January 18, 2018


Being an activist, participant & supporter of many grassroots campaigns (successful & not), the blow of losing the #StopSiteCDam fight despite strong campaign & overwhelming support has weighed heavily. Time to step up my game --& that of fellow activists-- & prioritize WINNING causes/fights we believe in! Borrowing heavily from the huge volume of advice on the timely topic, i've started this Work In Progress - a 'must-do' list:

●(Feb.14) To offset Site C disappointment & celebrate a long-awaited victory re. Prosperity Mine's rejection (Article: Taseko Loses Court Battle Over New Prosperity Mine), I'm adding this one at the top of list:  PERSEVERANCE.. along with a link to my original letter to CEAA (ya it's good.. & long!) with strong arguments opposing Taseko's first bid for Prosperity Mine: Letter to CEAA: Prosperity Mine

You can write all the scathing tweets & heartfelt FB posts you want, but the truth is rhetoric rarely persuades. The way to change minds is through face-to-face engagement. This is what President Obama meant when he said he won Iowa in 2008 because he “spent 87 days going to every small town, fair, fish fry & VFW hall.” Similarly, progress on LGBT rights has not been made just because of eloquent arguments, but because of all the many personal interactions between straight people & their gay friends, neighbors & colleagues.
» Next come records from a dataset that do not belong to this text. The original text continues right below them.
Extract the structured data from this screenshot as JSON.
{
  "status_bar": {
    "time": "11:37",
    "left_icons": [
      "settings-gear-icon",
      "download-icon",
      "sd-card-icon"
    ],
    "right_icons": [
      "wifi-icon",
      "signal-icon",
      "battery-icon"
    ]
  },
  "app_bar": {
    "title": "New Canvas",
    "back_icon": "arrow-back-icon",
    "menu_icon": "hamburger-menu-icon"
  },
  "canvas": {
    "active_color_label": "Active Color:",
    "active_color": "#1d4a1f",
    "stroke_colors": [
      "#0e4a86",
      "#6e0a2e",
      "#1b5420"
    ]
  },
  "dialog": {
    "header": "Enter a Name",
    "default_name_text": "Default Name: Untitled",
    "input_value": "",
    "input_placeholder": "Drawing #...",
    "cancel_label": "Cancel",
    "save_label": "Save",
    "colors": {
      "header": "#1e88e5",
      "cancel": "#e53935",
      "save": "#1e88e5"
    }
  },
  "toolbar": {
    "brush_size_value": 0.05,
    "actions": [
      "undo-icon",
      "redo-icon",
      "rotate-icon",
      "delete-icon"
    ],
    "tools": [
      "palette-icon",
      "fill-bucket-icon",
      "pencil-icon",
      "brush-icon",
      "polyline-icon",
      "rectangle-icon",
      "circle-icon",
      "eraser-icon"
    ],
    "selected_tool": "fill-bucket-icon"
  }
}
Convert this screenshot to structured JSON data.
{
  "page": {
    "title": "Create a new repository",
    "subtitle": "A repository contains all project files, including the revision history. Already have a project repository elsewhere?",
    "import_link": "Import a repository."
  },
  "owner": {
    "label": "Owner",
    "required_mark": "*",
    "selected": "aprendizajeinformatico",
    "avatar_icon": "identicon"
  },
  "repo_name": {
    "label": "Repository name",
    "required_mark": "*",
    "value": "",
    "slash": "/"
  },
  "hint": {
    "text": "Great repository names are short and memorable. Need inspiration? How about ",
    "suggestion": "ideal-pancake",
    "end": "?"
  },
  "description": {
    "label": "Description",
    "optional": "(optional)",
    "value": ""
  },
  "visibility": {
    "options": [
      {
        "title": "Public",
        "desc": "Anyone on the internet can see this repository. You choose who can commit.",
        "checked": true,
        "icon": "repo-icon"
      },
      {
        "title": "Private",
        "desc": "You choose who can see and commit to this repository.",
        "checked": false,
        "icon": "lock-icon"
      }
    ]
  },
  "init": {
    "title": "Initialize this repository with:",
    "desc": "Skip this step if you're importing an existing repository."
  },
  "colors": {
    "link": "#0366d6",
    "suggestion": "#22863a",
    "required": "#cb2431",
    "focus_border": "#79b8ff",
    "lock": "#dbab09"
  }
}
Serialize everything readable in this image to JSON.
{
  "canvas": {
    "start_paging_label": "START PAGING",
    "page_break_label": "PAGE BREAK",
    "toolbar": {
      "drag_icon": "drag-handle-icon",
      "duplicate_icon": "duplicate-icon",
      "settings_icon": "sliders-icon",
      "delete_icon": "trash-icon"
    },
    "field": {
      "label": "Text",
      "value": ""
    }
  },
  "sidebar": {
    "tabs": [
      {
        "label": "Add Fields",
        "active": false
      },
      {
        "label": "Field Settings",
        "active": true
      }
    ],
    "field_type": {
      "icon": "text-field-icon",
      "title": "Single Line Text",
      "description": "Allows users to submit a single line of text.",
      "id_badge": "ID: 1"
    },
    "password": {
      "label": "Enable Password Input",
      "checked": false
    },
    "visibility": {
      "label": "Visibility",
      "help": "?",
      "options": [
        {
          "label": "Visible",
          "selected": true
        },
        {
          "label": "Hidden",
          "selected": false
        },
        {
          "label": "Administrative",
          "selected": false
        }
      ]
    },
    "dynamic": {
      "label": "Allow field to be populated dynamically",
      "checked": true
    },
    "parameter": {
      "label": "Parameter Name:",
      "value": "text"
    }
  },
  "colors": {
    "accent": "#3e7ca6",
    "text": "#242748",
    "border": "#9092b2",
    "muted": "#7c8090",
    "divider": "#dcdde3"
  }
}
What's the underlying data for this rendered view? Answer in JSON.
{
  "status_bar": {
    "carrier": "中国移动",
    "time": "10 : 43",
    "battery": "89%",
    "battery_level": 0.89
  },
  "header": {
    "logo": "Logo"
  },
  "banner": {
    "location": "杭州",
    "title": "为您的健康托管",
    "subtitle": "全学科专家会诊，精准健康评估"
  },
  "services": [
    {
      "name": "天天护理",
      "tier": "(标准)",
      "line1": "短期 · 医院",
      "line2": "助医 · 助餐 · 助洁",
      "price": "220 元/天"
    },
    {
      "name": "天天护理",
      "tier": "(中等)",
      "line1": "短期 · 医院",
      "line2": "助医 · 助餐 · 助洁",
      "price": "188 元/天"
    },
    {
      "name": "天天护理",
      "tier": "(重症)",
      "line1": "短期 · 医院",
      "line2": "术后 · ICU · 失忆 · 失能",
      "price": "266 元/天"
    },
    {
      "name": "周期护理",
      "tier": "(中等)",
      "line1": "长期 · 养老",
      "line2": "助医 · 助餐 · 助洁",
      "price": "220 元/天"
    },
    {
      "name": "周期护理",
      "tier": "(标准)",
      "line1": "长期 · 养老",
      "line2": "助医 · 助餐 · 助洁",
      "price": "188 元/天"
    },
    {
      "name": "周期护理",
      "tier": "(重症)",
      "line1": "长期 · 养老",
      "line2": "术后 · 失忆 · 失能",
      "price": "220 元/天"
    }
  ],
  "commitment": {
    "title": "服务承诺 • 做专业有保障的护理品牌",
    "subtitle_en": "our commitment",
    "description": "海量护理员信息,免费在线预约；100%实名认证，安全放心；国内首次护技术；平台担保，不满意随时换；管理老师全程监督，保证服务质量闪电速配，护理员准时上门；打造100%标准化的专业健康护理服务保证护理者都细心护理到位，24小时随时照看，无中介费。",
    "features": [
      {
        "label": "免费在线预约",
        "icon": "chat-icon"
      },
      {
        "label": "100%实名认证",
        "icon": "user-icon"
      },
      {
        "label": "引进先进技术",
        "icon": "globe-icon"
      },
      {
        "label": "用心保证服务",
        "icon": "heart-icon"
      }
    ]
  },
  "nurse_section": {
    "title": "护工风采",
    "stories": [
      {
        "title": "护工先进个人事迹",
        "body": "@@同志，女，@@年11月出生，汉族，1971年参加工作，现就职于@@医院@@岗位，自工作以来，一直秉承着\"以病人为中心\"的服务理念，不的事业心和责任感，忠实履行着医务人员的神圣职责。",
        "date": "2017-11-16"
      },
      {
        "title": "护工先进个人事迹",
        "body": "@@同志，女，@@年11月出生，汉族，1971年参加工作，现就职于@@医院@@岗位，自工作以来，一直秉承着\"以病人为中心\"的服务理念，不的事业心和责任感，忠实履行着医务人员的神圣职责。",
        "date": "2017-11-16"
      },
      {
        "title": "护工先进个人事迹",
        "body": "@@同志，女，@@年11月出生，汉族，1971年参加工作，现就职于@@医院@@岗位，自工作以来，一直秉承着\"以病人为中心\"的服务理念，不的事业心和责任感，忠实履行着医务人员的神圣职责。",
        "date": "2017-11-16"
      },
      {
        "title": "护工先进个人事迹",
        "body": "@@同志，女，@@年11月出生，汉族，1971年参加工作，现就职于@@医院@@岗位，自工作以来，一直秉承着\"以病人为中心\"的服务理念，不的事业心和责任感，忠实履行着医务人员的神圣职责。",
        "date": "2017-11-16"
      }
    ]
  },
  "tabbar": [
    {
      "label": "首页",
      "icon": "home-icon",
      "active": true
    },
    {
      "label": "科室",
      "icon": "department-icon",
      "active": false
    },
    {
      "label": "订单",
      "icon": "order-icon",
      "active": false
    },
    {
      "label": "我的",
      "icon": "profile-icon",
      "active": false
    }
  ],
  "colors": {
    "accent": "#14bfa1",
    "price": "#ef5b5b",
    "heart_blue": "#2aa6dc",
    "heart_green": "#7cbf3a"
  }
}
●Listen & Learn
Talk to those around you; actively hear their stories & learn how the issue affects their lives. By listening, you show the fight isn't just about you --  & you build relationships & trust.  History has shown lasting change is made collectively not individually, by groups/communities with a common belief at their core & a bond of trust among participants.

The more complicated a strategy or tactic, the harder it is to carry out, and the less likely it'll be successful. You can ask a few people to do a lot of things, particularly if they’re committed activists. If you want hundreds or thousands to participate in a campaign, you need to ask the majority of them to do just one thing @ a time, together.

●Common interest
Most people are motivated primarily by self-interest. As a creative community organizer, you must try to figure out people’s common self-interest, the glue that binds political organizations & movements. (Eg. Huge wave of support against our City Council's plan to shut down Insite is what kept Insite open in the end.)

●Create a clear goal
One of the greatest reasons for the DAP protesters’ success was the adherence to a clearly outlined goal & reasons for it:  ie. do not construct this pipeline, as it will infringe upon sacred sites & jeopardize Native Americans’ necessary water supplies

●Social media
Social media has expanded membership bases & enlarged participant pools by proving itself to be a constant means of spreading news & gaining supporters.

The key to any movement’s success is variety in its participants. Because DAP hosted everyone from Vietnam vets to Lissa Yellowbird-Chase (Murdoch-Crane’s guide through the encampment) to multiple sectors, it boasted the multiplicity in its membership that ensured success.

●Connect with other groups
While we usually notice successful movements after they have begun to attract large crowds & hold massive demonstrations, those are effects, not causes, of successful mobilization. It is when small groups connect --which has become exponentially easier in the digital age-- that they gain their power.